Note from Elaine: I have two books coming out in 2016!: the “remodeled” Santa Fe on Foot and a suspense novel, All the Wrong Places. Because of current writing demands, therefore, my blogging has temporarily taken a back seat. Hope you enjoy this republished but timely message. Wishing all adoptees an especially fulfilling holiday!
For Adoptees, the holidays can be tough. Not only for young adopted children, but also for adult adoptees. During Christmas and Hannukah season, we are supposed to be happy, filled with joy, relishing family reunions. Tis “the season to be jolly,” fa-la-la-la-la-ing” as we frantically strive to find the perfect gift for every last person on the list.
As described in my memoir, The Goodbye Baby: Adoptee Diaries, I was five when my birth mom relinquished me. For all of November—National Adoption Awareness Month—I’ve focussed on my own adoption. It’s been an awakening, and not always a happy one. Though striving mightily to make this a good holiday for my own grown children and their families, I suffer from an all too familiar ache of incompleteness. We adult adoptees can become “orphans” all over again.
I’ve lost all my parents, both biological and adoptive. My birth parents: They could not have raised me and my brother, and yet I would have liked to have known them earlier in life. When I finally met them, it was too late for us to really form a relationship. Those wonderful people, the mom and dad who raised me: I feel an even keener sense of emptiness at their deaths.
To better explain why the holidays present this adoptee with a sense of deprivation, allow me to quote from The Goodbye Baby:
Whenever I think I have finally been healed from the wounds of adoption, life serves up a reminder that I am not. It is the opposite of “looking through rose-colored glasses.” When one looks through the glasses of being adopted, everyday events are reminders of loss, betrayal, or abandonment. Through reading all my diaries, I became very aware of the unremitting prevalence of “adoption bruises.”
There are metaphors I find helpful in understanding the wounds of my adoption, including disease and death at sea. When troubled by having grown up as an adopted child, I let insecurity and self-doubt take root. Reason eludes me. I have given that negative emotional state a name—Edgar. Like burning flames, Edgar is fueled by his own energy. Like fire, he feeds on everything, which he transforms into negative thoughts about my past, present, future. Edgar is a demonic artist who paints the world in stark tones of black and gray. Like a disease, Edgar undermines my physical well-being. Edgar lurks, waiting to arise when I am feeling healthy and balanced. When my spirit starts to wane, he is poised for the kill.
Edgar is always keeping score. His message to me: To be considered worthy of living, I have to prove myself “good” every day. If I do not, I might, metaphorically speaking, be sent to an orphanage. Never mind that I lived in foster care for only the first few years of my life. No matter that I should be well over the feelings of abandonment from that difficult beginning.

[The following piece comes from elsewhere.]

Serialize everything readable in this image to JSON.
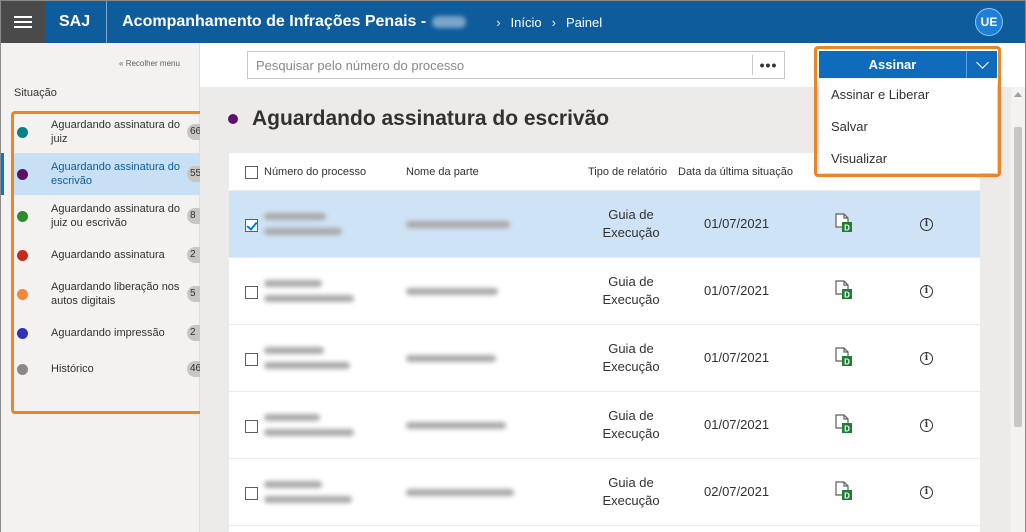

Fire burns everything in its path. Self-destructive memories add to Edgar’s growing stockpile of ammunition. Edgar thrives on drama and misfortune, not just mine, but the world’s… Disappointment appears and then malaise sets in, a pervasive feeling of things being awry. My stomach feels queasy, my shoulders ache, and my limbs are leaden. Uh oh. Here’s Edgar, I think to myself.”
If only Christmas were a holiday one could celebrate quietly and thoughtfully, I would be happier. That is not going to happen, so I’ve taken responsibility for making this season rich and fulfilling.
Loss, want, privation and melancholy are NOT what I want to give myself for Christmas.
I am taking the holidays as a time to deepen and renew friendships. Every day I will focus on self-care, spending time in nature, drinking more water and beginning each day with a morning stretch and hug. As a friend recommended, I will stretch my arms and legs, sit up and notice that I am breathing. For three or four breaths, I will simply pay attention, breathing in and breathing out. I will give myself a hug, saying “Good morning, Elaine, thanks for taking a minute to just be. Let today be about learning to love—myself and others”
Embracing my adoption is a way of nurturing myself. This year, the holidays will be different. After putting “Edgar” into an escape-proof cage, I will wrap my adoption insights in a beautiful gift box. Knowing and accepting my adopted self is the greatest gift. When I do this, I have more to give family and friends.
Some questions for my readers:
Why do you personally think Adopted children find it more difficult to enjoy the Holidays?
Do you remember struggling with your own Adoption when Christmas/Thanksgiving rolled around?
Do you ever remember your parents trying to help you deal with this?
What do the Holidays mean to you?
How do you reflect on your adoption during the Holidays?